The first line, and most convenient, treatment for male and female thrush is a fluconazole 150mg capsule. It is a single dose antifungal thrush treatment that normally clears up symptoms within 2-3 days. It does not normally interact with other medicines or cause significant side effects.
Alternatively, Canesten 2% Thrush Cream can be applied topically to the penis or vaginal to treat thrush where the fluconazole 150mg capsule is not suitable. Canesten 2% Thrush Cream contains the antifungal clotrimazole and is applied 2-3 times daily for a week. Thrush cream is effective but can be less convenient to use and has a longer period of treatment than the fluconazole capsule.
The fluconazole thrush capsule and Canesten 2% Thrush cream can be used together for treatment of both the internal and external symptoms of thrush.
Whilst you are suffering with thrush and during your treatment you should avoid sex with your partner, or use a condom. This will help to prevent re-infection and avoid the need for further treatment. You should also follow the preventative methods below to help ease current thrush infection and prevent future outbreaks.
To reduce the chances of developing vaginal thrush there are a number of simple techniques that you can use. These include:
- Ensure the genitals are washed using water. It’s important to try and avoid using perfumed soaps, shower gels and vaginal deodorants.
- Use an emollient moisturiser such as E45 cream as a soap substitute. Then apply a greasier moisturiser to help soften and protect the skin.
- Try and avoid wearing tight-fitting underwear (or tights for women).
- Try to avoid underwear made from synthetic materials like nylon.
- Antibiotics will affect the natural balance of bacteria in the vagina and on the penis, making you more prone to developing vaginal or penile thrush. If you have had thrush before and you are about to start a course of antibiotics, it is recommended to purchase thrush treatment too.
- Avoid using anything that is known to irritate your genital area, such as latex condoms, lubricants and spermicidal creams.

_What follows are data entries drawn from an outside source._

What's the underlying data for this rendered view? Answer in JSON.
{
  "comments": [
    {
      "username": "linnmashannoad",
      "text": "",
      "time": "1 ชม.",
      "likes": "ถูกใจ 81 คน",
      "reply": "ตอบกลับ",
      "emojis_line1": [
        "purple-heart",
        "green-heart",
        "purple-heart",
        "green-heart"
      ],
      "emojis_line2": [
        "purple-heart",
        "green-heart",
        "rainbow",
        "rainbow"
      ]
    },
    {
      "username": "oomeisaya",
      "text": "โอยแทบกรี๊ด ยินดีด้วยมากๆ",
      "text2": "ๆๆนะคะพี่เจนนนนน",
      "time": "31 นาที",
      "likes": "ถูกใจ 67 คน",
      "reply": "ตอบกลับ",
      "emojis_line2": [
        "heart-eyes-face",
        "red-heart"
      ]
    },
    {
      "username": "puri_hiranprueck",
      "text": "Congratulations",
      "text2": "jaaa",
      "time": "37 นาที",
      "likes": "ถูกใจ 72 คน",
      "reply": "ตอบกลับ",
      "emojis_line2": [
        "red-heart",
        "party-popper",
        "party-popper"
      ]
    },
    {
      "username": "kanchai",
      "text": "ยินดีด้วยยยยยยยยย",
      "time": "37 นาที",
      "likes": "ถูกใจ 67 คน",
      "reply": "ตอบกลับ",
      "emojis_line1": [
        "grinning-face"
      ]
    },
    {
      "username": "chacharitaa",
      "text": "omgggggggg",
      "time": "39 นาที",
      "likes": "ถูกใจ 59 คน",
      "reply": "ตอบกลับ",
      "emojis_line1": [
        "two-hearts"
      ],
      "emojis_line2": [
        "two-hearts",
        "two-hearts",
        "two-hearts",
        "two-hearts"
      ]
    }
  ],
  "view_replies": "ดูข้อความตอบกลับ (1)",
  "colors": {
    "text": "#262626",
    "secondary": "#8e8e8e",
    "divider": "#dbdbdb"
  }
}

- If you are experiencing any sexual issues with your partner, for example you don’t feel sufficiently lubricated during sex, then you should consider using a sensitive lubricant.
*RRP is based on the highest price found for a comparable online service found on 04/09/14.